Into Jordan 18/10/16

In the evening, after yesterday's post, we went out to dinner at Fakhr-El Din, a Lebanese restaurant that had been recommended to us before we left on our trip and then was subsequently recommended by Bashar at the Intercontinental. V had called the hotel from Toronto pre-trip and had had the concierge make a reservation and we were glad that she did, very busy. As an aside we have been trying valiantly to approximate the pronunciation of arabic names and places and I was very pleased at how well I succeeded in telling the taxi attendant where we wanted to go even though mustering the throaty guttural required to pronounce the restaurant's name made me fell as if I was calling him a very robust anglo-saxon epithet.

The restaurant was wonderful, very elegant and in the home of a former Prime Minister of Jordan, with indoor dining rooms and an outdoor candle-lit garden where we sat. We arrived at 7:30 and by 8:30 it was packed with locals seeing and being seen. Amman culture appears to be very secular and the tables were filled with larger groups of mixed gender as well as smaller tables of 3 or 4, in some cases all men in others all women, and in others mixed. The table immediately beside ours was made up of a woman with whom we chatted briefly and who turned out to be Egyptian but now living in the US and two local men who were her hosts for the evening and who spoke no english. We have been struggling to find an appropriate drink to have with dinner as the wine is for the most part imported and expensive and beer which while very good, does not appeal for accompanying a meal. Our table neighbour then introduced us to the drink that her table as well as many others was drinking, arak also known in Turkey as raki, in Greece as ouzo and in France as pastis, a semi-sweet licorice-flavouered liquor that turns milky white when mixed with water. Our neighbours sent over to us two glasses and as soon as we tasted it we knew we had come home! Under our neighbour's tutelage we learned the appropriate ratio of water to specify and the way we should ask for it to be prepared, mixed 2 parts water to one part arak in a small glass with a handful of fresh mint leaves and ice. I immediately ordered a quarter bottle, it is quite strong, and consulted with our waiter about the right bottle to order as there were a variety on offer and it seemed to be as important a decision as the right bottle of wine to order with dinner. Our waiter took charge of it when it came, mixed it properly and made sure our glasses were kept filled throughout the evening with fresh mint leaves and cold refreshing arak...

First day in Namibia

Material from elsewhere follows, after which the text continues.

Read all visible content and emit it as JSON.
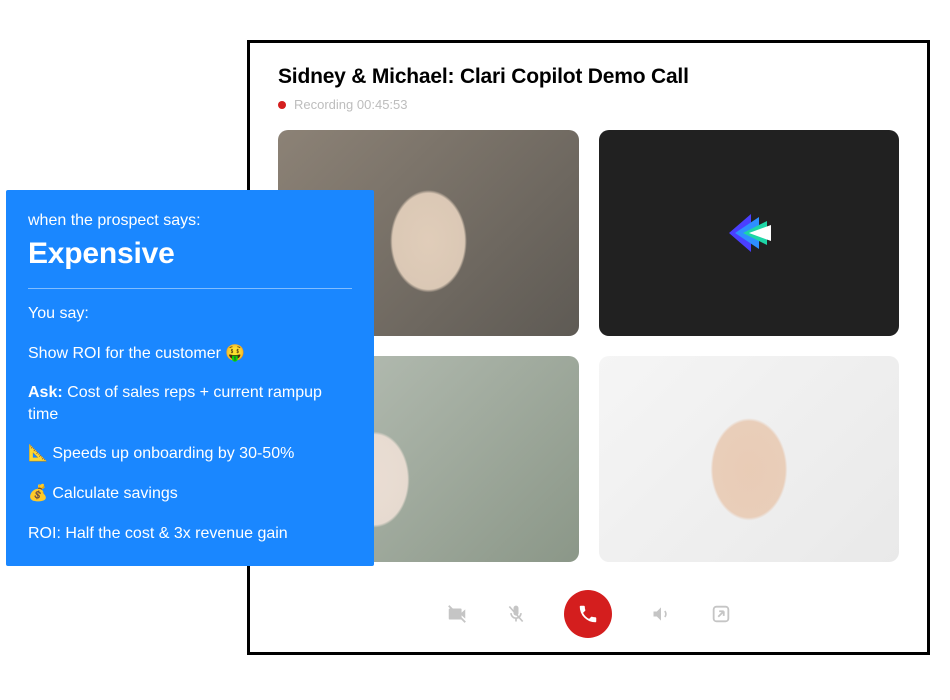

Friday was a very, very, very long day. Landed in São Paulo at 10 am and our next connection was at 11:30 pm for our overnight to Jo'burg. I had booked us a day room at the Wyndham Tryp hotel which is in the secured in-transit area of the terminal so that we could get some sleep and have a base for the 14 hour layover without going into the public area of the terminal and so avoid having to deal with passport control and security. Good idea on paper but 14 hours marking time is very slow in reality. Slept for a couple of hours and found that the best way of getting through the day was to concentrate on not looking at my watch until at least a half hour had passed since my last look, a game with a remarkably low engagement factor. I was reminded of a movie made 5 or 6 years ago concerning someone who, for unremembered reasons, lost papers?, could not leave the transit area. Couldn't go back and couldn't go forward, had no accommodation so slept on benches, and simply waited. Don't know who wrote the script but it should have been Beckett. I empathized.

Arrived in Jo'burg in the early afternoon on Saturday, slept for a few hours, took the train into the city and had a really good dinner at The Butcher Shop grill, we both had very rare steaks, lots of fresh vegetables and a gallon or so of a wonderful South African cabernet, the single best prescription for re-kindling the ashes.